Scan the material below for lines with the string "actual". State how many there are and nothing else.
•••
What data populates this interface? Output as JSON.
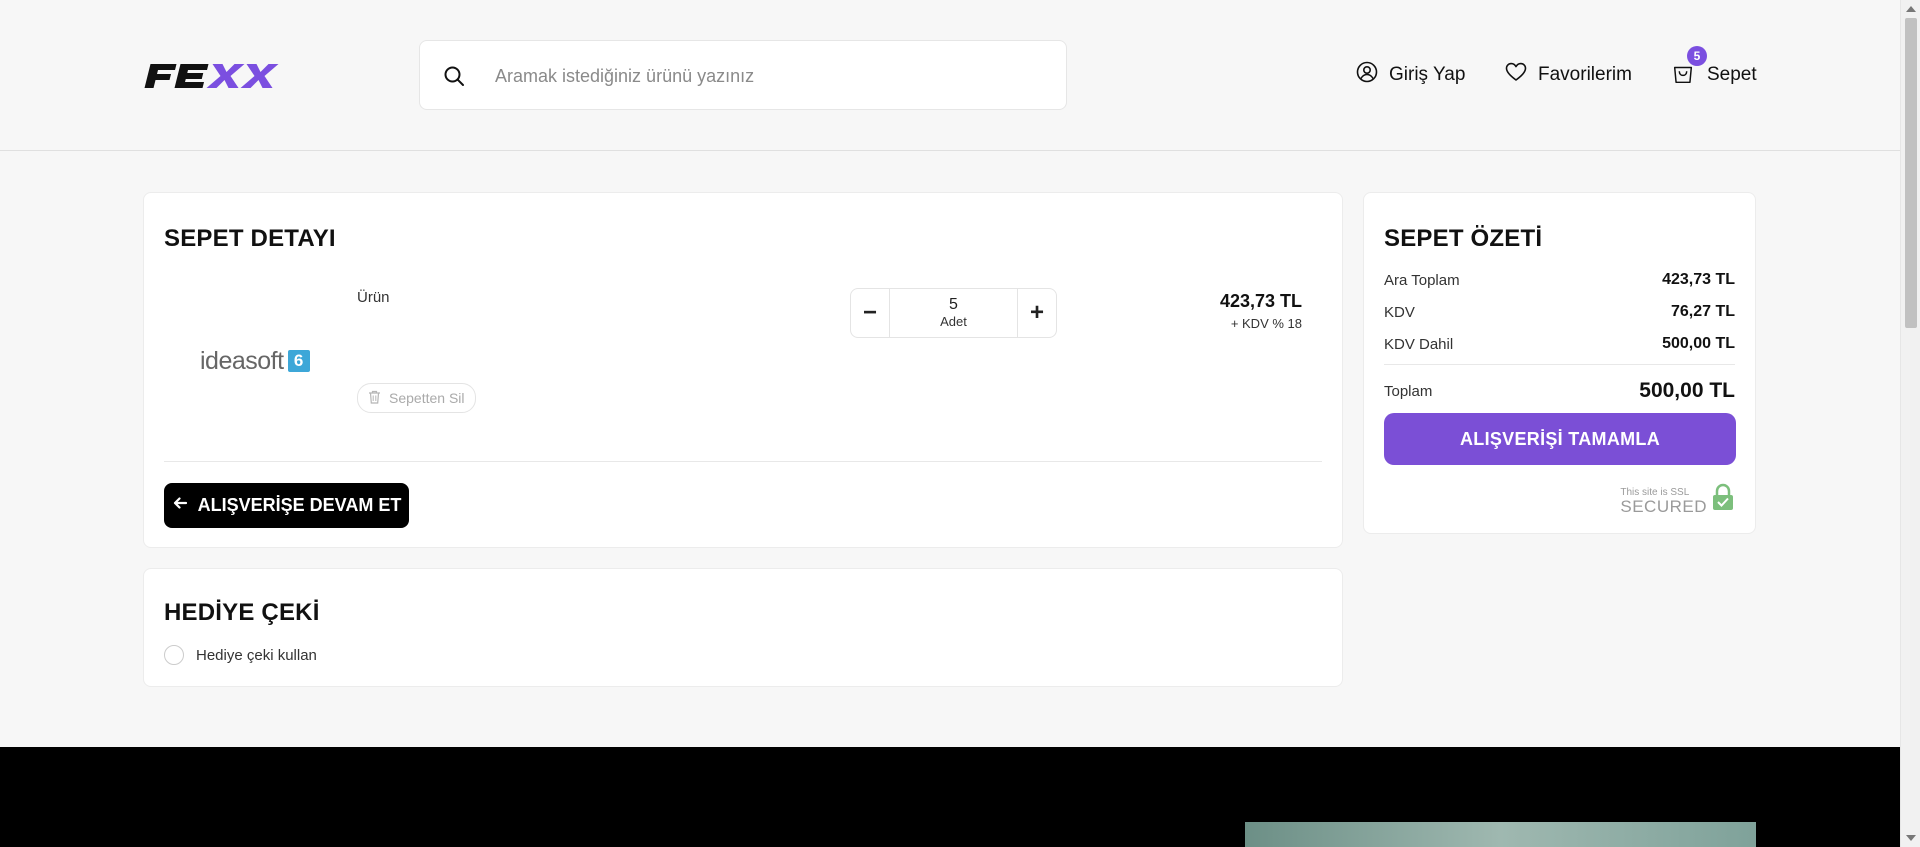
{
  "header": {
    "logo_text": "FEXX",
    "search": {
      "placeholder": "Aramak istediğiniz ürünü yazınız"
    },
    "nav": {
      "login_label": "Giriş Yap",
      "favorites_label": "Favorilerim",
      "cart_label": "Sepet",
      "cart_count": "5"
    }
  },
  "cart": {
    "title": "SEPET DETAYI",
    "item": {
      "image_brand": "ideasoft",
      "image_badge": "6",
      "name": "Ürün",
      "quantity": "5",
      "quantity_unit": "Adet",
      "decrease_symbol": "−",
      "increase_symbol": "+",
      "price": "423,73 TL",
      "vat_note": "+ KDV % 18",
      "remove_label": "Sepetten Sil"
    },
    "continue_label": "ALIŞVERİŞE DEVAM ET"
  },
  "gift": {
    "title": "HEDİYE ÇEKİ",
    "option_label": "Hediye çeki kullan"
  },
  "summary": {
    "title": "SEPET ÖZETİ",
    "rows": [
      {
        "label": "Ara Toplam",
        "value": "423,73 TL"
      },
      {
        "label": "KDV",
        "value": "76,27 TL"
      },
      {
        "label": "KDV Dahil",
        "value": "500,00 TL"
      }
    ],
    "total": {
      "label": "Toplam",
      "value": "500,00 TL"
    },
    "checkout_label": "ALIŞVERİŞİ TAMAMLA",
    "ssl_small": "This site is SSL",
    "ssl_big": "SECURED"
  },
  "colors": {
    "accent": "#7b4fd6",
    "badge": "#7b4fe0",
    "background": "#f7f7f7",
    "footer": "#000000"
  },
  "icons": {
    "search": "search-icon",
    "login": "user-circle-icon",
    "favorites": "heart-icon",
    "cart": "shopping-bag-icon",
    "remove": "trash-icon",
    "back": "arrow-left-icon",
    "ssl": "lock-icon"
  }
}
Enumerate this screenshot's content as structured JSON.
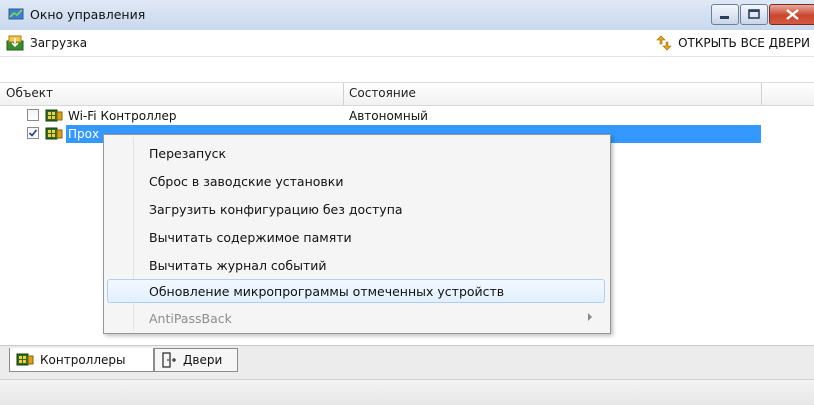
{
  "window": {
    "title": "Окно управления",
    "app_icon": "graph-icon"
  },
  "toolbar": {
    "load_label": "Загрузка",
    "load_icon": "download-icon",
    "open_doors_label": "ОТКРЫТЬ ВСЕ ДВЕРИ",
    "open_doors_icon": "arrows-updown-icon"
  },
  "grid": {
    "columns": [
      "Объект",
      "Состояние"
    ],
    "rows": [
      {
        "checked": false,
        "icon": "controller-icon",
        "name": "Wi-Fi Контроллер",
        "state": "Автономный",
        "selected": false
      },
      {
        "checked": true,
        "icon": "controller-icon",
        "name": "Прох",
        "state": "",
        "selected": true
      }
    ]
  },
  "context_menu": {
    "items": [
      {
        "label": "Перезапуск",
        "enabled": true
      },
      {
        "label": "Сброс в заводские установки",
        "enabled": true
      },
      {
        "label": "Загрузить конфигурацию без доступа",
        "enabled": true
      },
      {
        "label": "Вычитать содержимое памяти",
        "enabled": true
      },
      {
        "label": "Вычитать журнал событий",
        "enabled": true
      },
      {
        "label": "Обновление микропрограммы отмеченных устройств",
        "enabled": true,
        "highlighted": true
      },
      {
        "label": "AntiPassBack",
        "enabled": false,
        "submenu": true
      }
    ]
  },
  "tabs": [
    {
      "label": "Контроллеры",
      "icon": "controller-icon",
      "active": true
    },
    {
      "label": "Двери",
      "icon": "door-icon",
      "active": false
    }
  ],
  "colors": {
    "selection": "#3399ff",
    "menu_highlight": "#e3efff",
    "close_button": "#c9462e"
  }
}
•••
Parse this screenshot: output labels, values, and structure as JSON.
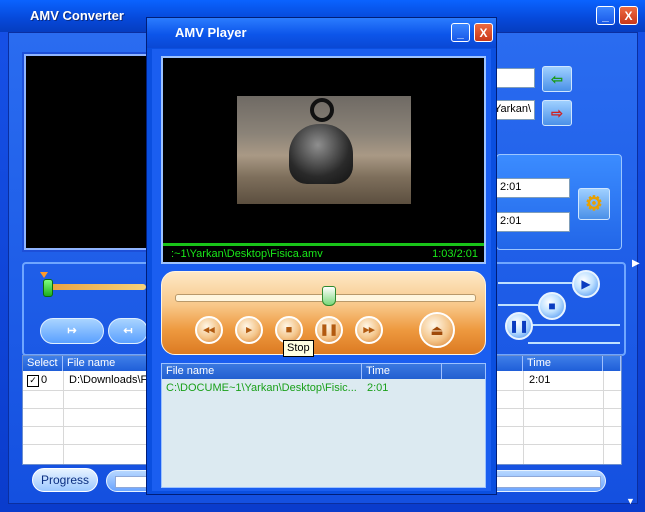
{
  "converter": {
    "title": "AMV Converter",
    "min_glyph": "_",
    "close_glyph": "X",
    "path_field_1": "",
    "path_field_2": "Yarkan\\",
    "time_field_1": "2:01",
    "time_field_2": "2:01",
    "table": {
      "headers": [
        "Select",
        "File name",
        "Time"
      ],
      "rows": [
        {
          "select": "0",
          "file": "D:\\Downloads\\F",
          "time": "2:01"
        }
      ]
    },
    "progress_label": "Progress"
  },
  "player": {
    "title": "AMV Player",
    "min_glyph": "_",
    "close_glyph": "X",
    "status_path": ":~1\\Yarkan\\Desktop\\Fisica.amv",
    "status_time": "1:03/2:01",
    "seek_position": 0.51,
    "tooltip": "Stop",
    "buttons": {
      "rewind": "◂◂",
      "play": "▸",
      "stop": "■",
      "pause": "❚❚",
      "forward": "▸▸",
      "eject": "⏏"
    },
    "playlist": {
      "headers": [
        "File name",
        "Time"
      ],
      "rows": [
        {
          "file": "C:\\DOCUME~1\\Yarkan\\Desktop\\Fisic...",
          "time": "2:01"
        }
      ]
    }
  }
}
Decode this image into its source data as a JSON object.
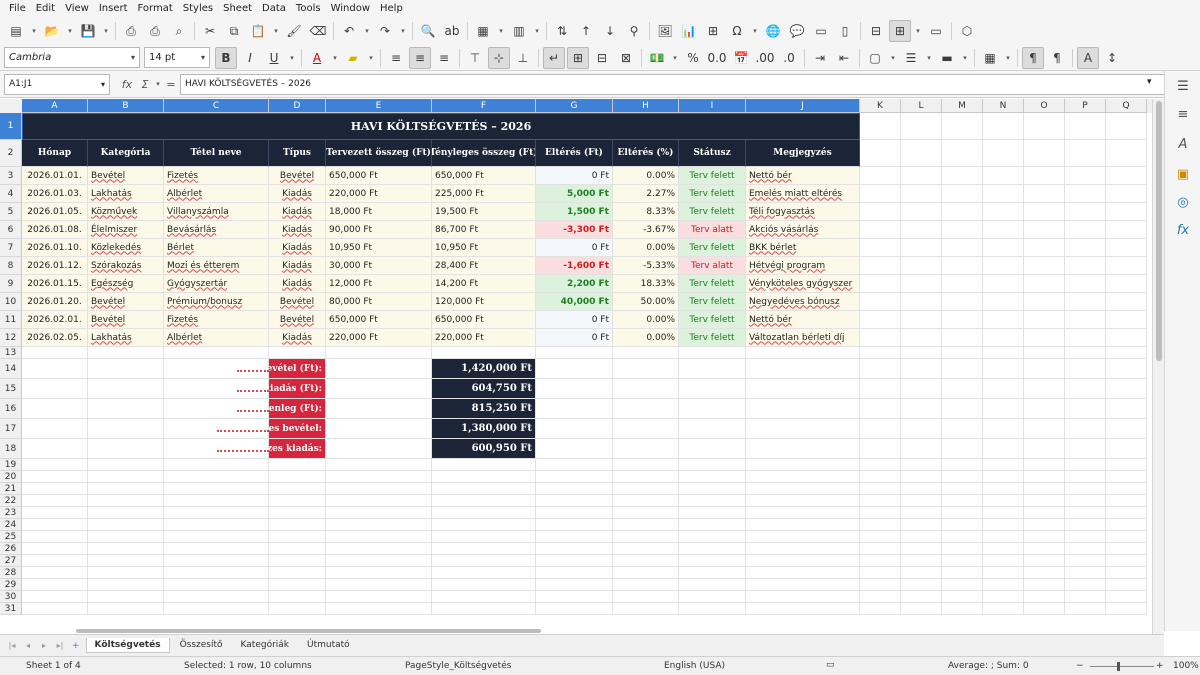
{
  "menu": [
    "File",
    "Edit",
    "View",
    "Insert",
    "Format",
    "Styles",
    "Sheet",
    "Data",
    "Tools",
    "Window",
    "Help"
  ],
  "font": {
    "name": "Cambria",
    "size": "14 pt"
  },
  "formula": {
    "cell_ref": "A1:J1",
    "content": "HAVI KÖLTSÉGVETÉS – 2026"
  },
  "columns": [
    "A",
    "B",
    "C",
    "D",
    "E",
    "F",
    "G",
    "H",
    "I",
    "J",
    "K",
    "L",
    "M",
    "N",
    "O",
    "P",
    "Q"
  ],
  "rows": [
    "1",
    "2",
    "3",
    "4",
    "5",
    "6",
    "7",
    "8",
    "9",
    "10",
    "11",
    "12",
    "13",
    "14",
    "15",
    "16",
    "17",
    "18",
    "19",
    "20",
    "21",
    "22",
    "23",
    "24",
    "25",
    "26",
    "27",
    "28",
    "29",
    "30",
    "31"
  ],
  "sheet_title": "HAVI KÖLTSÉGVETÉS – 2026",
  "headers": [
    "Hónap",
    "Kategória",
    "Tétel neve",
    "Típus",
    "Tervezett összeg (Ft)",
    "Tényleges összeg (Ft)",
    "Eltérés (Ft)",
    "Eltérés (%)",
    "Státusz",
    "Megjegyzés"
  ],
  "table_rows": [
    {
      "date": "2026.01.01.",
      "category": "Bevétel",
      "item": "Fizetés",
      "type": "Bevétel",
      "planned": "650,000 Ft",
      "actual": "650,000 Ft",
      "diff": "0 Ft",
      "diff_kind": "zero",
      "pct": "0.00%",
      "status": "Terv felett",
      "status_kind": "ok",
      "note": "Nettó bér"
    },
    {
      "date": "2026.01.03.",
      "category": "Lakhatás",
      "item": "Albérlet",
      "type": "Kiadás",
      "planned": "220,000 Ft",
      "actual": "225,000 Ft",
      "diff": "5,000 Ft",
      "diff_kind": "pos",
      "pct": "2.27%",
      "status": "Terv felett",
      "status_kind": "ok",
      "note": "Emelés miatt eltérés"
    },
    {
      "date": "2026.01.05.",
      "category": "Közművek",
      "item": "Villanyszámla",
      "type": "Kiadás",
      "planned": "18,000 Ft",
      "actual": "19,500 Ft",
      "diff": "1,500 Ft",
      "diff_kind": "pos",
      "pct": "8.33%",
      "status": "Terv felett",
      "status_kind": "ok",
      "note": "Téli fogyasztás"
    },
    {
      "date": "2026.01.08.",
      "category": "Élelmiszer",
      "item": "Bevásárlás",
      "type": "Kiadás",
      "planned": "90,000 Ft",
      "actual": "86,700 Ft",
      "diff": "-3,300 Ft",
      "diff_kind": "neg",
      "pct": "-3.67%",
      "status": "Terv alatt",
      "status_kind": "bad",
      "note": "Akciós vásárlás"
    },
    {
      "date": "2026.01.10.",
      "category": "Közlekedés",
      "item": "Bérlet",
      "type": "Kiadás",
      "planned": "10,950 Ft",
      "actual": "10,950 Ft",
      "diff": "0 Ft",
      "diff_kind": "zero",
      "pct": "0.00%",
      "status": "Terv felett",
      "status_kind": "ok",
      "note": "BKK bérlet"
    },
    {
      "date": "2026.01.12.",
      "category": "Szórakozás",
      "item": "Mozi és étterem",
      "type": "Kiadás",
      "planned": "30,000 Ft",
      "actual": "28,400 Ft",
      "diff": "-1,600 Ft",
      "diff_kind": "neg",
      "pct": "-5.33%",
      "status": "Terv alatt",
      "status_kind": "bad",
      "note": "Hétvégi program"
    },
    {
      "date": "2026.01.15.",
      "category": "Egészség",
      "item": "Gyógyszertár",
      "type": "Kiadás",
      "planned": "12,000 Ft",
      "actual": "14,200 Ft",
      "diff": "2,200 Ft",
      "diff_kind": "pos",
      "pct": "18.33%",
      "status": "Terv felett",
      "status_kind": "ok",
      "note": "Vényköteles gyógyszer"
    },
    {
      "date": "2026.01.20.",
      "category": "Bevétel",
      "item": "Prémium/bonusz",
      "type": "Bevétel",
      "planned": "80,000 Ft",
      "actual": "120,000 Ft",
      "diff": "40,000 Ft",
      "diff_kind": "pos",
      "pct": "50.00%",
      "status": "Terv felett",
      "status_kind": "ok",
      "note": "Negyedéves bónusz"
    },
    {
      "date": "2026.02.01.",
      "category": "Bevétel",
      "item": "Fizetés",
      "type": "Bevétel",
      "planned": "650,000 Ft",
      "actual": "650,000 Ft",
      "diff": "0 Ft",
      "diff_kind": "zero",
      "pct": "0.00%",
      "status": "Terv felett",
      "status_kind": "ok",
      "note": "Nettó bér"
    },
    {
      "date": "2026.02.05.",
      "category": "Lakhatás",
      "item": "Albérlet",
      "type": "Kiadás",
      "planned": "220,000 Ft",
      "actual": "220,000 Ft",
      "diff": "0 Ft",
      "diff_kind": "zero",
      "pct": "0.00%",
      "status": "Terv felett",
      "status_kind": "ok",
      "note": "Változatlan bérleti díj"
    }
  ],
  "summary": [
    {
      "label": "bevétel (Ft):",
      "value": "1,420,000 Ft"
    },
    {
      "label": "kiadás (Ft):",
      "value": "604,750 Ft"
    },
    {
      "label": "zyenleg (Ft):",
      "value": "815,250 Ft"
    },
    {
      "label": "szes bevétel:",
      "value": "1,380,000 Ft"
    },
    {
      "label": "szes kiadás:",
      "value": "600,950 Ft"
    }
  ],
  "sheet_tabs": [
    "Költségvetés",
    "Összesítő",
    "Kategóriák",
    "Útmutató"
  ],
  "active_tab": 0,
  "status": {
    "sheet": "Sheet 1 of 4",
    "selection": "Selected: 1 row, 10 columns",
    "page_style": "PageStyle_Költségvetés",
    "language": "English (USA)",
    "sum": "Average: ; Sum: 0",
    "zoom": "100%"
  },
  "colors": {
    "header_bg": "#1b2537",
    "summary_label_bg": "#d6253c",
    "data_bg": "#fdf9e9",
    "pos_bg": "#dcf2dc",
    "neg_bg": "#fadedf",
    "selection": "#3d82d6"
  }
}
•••
**TASK RESULT:** 10